*Asset-tracking: Both on the tractor and trailer along with aerial and satellite tracking (down to street level).
*Vivid colors: Our brightly colored awareness trucks make it harder for anyone to steal our trucks.
*Security gate trailers: Internal security gates allow us the ability to separate your cargo from other freight, preventing damage concerns by securely locking your freight within a portion of our trailer. See how it works at https://www.youtube.com/watch?v=31_ZYxmMc6Y
*Drivers: Uniformed drivers who undergo toughest driver background checks in the business, constantly trained on the latest cargo transport threats.
*Geofencing: Route or facility specific
*Facility Security: Around the clock dispatch and operations center.
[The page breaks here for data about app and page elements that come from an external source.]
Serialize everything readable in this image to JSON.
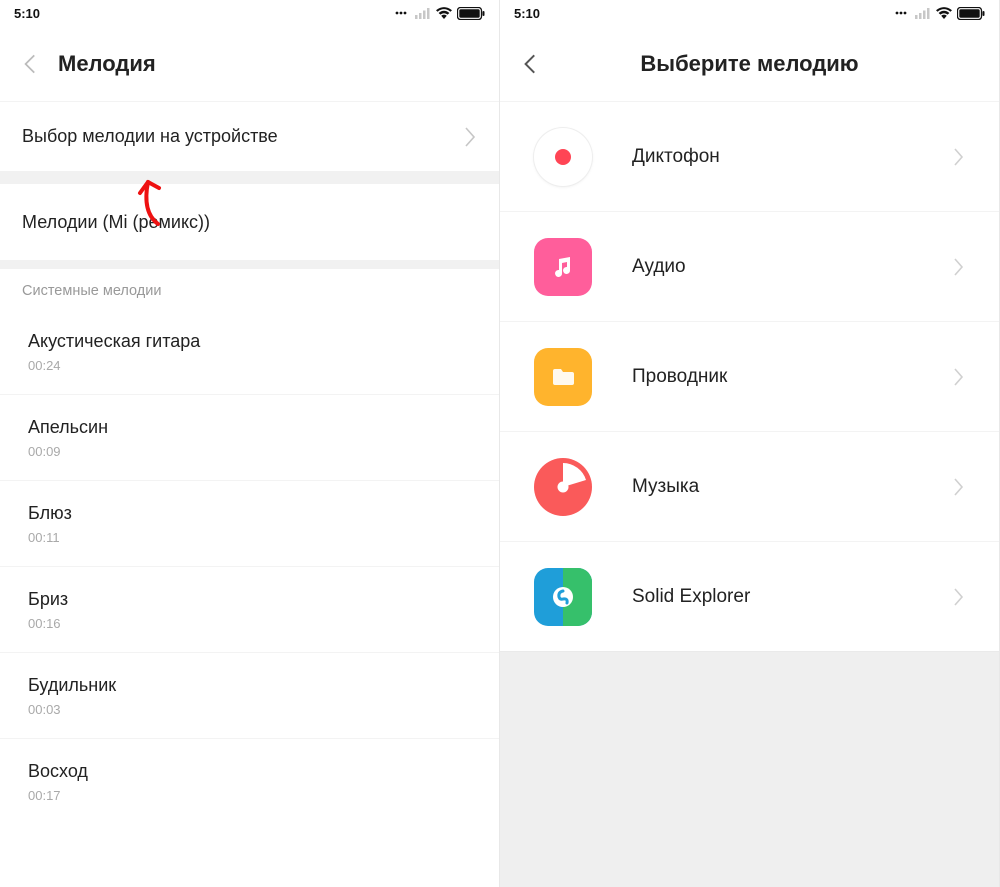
{
  "statusbar": {
    "time": "5:10"
  },
  "left": {
    "title": "Мелодия",
    "select_on_device": "Выбор мелодии на устройстве",
    "mi_remix": "Мелодии (Mi (ремикс))",
    "section_system": "Системные мелодии",
    "ringtones": [
      {
        "name": "Акустическая гитара",
        "duration": "00:24"
      },
      {
        "name": "Апельсин",
        "duration": "00:09"
      },
      {
        "name": "Блюз",
        "duration": "00:11"
      },
      {
        "name": "Бриз",
        "duration": "00:16"
      },
      {
        "name": "Будильник",
        "duration": "00:03"
      },
      {
        "name": "Восход",
        "duration": "00:17"
      }
    ]
  },
  "right": {
    "title": "Выберите мелодию",
    "sources": [
      {
        "id": "recorder",
        "label": "Диктофон"
      },
      {
        "id": "audio",
        "label": "Аудио"
      },
      {
        "id": "explorer",
        "label": "Проводник"
      },
      {
        "id": "music",
        "label": "Музыка"
      },
      {
        "id": "solid",
        "label": "Solid Explorer"
      }
    ]
  },
  "colors": {
    "accent_red": "#ff4555",
    "pink": "#ff5e9b",
    "orange": "#ffb42d",
    "music_red": "#fa5a5a",
    "solid_blue": "#1f9ed9",
    "solid_green": "#36c06b"
  }
}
All facilities are physically fenced and have 24 x 7 x 365 video surveillance.
*Expedited Service: 24-hour expedited service throughout our core service areas.
*Electronic door monitoring
This is part of why we never suffered a full cargo theft in our company’s history!
Last week, police arrested 31-year-old truck driver John Manuel for stealing close to $200,000 worth of electronics destined for Walmart. Upon delivering to the Louisiana store, Walmart employees noted 90 televisions and sound bars to be missing from load. Authorities discovered that Manuel was stealing the merchandise and selling them on Craigslist. He is currently being held without bail.1
Since 1988, Road Scholar Transport has been solving risk-adverse, investment grade customer’s transportation needs throughout the Mid-Atlantic and New England regions. To us, each of our customers’ freight is as fragile as a carton of eggs, easily damaged if not receiving the care and custody it deserves during transport, which is why we maintain a damage claim record of 0.0004%, one of the lowest in the industry.
In a technology-based world where people look for speed and convenience in doing everyday tasks, the shipping industry isn’t any different, as more and more shippers rely on brokers to schedule the transportation of their freight, brokers posting these loads online for bidding, and trucking companies replying with their rates on load boards. But is this process leading to a greater number of fictitious pickups? Cargo theft experts say yes.
Last year, CargoNet recorded 10 theft incidents worth at least $1 million each, with cargo theft reaching over $175 million for the year. 1While some methods of cargo theft remain the same year after year, thieves are continuously finding new means to steal freight. Below are just a few tactics the industry is currently seeing thieves utilize to seize cargo in the U.S. this year.